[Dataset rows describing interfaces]
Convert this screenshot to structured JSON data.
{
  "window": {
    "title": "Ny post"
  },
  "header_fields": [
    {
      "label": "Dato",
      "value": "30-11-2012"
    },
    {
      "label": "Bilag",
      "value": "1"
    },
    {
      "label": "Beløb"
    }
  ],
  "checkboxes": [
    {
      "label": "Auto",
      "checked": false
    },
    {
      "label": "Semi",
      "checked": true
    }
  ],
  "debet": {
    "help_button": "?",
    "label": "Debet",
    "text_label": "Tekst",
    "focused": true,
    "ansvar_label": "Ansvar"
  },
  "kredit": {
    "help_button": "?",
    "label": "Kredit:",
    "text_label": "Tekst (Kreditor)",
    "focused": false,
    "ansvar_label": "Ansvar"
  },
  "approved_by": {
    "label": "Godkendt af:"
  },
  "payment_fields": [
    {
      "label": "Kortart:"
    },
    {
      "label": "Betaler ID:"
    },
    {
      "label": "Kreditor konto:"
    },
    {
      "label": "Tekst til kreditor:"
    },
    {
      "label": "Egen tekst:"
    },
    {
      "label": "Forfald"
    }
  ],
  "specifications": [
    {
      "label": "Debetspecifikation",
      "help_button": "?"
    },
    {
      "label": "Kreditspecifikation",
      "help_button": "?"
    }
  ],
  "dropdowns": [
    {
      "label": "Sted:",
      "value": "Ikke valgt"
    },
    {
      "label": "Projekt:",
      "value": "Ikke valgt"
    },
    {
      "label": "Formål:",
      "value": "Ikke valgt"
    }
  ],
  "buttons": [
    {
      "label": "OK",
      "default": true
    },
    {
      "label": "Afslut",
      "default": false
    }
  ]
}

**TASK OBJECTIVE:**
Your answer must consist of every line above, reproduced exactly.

**SOLUTION TO THIS PROBLEM:**
Convert this screenshot to structured JSON data.
{
  "window": {
    "title": "Ny post"
  },
  "header_fields": [
    {
      "label": "Dato",
      "value": "30-11-2012"
    },
    {
      "label": "Bilag",
      "value": "1"
    },
    {
      "label": "Beløb"
    }
  ],
  "checkboxes": [
    {
      "label": "Auto",
      "checked": false
    },
    {
      "label": "Semi",
      "checked": true
    }
  ],
  "debet": {
    "help_button": "?",
    "label": "Debet",
    "text_label": "Tekst",
    "focused": true,
    "ansvar_label": "Ansvar"
  },
  "kredit": {
    "help_button": "?",
    "label": "Kredit:",
    "text_label": "Tekst (Kreditor)",
    "focused": false,
    "ansvar_label": "Ansvar"
  },
  "approved_by": {
    "label": "Godkendt af:"
  },
  "payment_fields": [
    {
      "label": "Kortart:"
    },
    {
      "label": "Betaler ID:"
    },
    {
      "label": "Kreditor konto:"
    },
    {
      "label": "Tekst til kreditor:"
    },
    {
      "label": "Egen tekst:"
    },
    {
      "label": "Forfald"
    }
  ],
  "specifications": [
    {
      "label": "Debetspecifikation",
      "help_button": "?"
    },
    {
      "label": "Kreditspecifikation",
      "help_button": "?"
    }
  ],
  "dropdowns": [
    {
      "label": "Sted:",
      "value": "Ikke valgt"
    },
    {
      "label": "Projekt:",
      "value": "Ikke valgt"
    },
    {
      "label": "Formål:",
      "value": "Ikke valgt"
    }
  ],
  "buttons": [
    {
      "label": "OK",
      "default": true
    },
    {
      "label": "Afslut",
      "default": false
    }
  ]
}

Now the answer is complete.